The second understanding about which today’s gospel lesson reminds us is that God’s mercy is for all who come into belief, not just a chosen few. My favorite verses of John 3:16-17 are well illustrated in the storyline of this text about the ten lepers. Jesus said, “For God so loved the world that he gave his only Son, so that everyone who believes in him may not perish but may have eternal life. Indeed, God did not send the Son into the world to condemn the world, but in order that the world might be saved through him.” It is not about us but what Jesus did for us. “Everyone” stated in this text literally means everyone who believes is saved, whether rich or poor, identifying as female, male or gender neutral, of every nation, race and color, of every ability and disability, grateful for blessings or negligent in thanksgiving; all who believe and call upon the name of the Lord will be saved! Praise God—this gospel lesson truly is good news!
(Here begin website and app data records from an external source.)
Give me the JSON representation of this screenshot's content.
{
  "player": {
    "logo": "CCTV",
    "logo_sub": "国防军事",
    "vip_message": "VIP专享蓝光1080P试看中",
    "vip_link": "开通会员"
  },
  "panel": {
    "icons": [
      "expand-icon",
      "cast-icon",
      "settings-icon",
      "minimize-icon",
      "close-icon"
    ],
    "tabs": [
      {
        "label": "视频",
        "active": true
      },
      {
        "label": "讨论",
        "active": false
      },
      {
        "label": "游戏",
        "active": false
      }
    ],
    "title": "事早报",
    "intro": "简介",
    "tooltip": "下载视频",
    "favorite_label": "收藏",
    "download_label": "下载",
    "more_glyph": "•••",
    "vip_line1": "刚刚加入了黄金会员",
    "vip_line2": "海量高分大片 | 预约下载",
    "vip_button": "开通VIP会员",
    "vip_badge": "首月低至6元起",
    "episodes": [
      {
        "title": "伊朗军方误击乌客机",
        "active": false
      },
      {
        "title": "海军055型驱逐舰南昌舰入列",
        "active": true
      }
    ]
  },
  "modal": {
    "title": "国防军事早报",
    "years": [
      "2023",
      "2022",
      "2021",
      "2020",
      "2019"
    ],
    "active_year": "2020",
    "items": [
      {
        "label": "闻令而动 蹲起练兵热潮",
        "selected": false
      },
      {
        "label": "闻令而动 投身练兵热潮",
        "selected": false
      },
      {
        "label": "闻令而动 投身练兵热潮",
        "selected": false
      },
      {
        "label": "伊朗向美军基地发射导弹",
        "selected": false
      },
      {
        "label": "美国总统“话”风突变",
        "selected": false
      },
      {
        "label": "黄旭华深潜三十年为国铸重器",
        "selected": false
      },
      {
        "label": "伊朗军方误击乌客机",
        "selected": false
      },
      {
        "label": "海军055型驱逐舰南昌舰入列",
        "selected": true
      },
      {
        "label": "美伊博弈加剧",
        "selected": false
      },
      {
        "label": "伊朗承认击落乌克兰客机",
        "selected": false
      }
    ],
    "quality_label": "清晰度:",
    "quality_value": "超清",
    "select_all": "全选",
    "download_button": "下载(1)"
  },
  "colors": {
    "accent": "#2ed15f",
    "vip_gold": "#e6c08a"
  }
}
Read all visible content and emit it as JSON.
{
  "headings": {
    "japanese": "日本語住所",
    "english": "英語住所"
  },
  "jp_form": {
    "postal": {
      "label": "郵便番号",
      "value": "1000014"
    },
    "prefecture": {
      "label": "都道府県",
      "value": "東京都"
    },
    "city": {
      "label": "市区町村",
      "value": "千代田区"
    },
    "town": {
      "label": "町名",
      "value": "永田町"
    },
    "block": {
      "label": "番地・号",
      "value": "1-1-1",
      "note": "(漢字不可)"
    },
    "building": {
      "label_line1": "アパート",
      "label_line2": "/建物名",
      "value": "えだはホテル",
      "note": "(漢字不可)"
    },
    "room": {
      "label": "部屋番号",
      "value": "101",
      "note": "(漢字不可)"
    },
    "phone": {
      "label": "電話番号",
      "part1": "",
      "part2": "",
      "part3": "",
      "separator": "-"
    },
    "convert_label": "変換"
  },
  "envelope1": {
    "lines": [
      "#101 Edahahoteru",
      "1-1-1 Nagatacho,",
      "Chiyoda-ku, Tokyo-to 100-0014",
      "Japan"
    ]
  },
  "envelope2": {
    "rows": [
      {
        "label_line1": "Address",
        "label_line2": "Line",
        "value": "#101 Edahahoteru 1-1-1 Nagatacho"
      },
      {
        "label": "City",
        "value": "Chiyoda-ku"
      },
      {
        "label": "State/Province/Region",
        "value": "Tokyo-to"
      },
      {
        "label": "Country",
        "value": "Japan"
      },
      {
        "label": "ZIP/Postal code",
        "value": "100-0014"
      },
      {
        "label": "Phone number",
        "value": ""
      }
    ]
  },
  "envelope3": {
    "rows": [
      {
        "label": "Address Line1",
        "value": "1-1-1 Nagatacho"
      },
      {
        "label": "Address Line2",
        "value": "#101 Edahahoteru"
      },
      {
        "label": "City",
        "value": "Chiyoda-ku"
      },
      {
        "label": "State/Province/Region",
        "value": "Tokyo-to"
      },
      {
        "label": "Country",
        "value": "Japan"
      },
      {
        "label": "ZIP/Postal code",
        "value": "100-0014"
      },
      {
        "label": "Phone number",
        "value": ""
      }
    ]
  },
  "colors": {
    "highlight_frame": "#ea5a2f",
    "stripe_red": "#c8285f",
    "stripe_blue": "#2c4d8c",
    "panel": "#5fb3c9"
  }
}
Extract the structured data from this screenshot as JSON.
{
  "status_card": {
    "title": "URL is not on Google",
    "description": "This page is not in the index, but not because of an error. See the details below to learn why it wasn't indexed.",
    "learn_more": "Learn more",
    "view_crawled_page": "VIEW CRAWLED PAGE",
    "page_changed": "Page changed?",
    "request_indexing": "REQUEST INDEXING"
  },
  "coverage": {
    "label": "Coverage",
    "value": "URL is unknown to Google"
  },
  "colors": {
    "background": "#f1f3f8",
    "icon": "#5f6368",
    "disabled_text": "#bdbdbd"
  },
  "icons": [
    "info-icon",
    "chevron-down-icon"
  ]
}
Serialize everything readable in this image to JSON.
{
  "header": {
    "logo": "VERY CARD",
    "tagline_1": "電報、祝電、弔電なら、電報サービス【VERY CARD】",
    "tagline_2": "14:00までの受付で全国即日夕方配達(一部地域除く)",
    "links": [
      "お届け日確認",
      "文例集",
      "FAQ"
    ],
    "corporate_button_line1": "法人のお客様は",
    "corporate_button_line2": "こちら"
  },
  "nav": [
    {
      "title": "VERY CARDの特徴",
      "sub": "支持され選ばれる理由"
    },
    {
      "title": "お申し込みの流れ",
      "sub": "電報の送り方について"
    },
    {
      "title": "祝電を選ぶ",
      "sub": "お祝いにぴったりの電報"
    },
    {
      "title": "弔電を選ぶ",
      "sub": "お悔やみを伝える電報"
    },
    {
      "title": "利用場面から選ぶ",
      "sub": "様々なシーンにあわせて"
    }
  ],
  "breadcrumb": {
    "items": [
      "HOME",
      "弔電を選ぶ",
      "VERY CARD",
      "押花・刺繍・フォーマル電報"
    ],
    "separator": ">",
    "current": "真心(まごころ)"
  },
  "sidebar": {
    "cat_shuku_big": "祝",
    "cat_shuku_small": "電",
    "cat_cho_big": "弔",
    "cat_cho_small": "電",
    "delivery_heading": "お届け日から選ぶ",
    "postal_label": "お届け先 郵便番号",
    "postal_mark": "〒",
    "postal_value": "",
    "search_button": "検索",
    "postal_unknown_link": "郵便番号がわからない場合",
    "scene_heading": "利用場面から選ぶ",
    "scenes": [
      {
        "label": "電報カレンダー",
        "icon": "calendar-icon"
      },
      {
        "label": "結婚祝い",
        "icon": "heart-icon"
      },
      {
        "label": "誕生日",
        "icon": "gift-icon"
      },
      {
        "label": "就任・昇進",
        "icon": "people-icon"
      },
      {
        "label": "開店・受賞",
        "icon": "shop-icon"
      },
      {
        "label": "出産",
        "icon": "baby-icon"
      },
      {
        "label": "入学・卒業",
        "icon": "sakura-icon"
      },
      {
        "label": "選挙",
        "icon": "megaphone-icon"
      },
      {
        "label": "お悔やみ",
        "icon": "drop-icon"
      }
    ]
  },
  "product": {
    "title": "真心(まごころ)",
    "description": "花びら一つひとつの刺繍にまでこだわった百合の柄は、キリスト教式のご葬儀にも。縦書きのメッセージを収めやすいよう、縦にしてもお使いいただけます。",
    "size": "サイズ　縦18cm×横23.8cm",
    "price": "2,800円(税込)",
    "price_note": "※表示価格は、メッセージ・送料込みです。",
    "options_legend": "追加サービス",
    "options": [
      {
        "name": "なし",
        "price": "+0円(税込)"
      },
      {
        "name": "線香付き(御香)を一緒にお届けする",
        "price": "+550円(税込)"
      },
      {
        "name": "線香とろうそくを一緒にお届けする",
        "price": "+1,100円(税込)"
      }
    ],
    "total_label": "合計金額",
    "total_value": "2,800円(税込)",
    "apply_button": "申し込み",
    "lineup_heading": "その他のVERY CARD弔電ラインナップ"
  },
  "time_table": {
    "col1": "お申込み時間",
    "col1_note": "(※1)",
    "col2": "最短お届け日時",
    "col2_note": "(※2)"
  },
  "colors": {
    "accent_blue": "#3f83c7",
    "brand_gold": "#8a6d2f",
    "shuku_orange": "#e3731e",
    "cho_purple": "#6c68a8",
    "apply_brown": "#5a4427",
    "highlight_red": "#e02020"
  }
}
Here’s the thing, though, Church. Once we are saved by God’s grace, justified by our faith in the atoning sacrifice Jesus made for our sins when he died on the cross, we receive “power from on high.” This power refers to the gift Jesus promised of the blessed Holy Spirit who works with, in, and through us, perfecting us as children of our Lord along our life’s journey. John Wesley called this growth in the Spirit “holiness” or holy living. Holy living is made manifest in us when we show kindness, mercy, love and, yes, gratitude in the course of our daily living. That is what, as United Methodist Christians, we mean by having a mission statement calling us not only to make, but to mature Disciples of Christ Jesus for the transformation of the world. Change begins with the transformation of our hearts. It is a process of spiritual growth we strive to achieve, walking together in a community of faith, with the help and ongoing work of the Holy Spirit. This new life of growth and perfecting ourselves in the Spirit available to everyone, for God loves us all—the grateful… and… the others. Amen.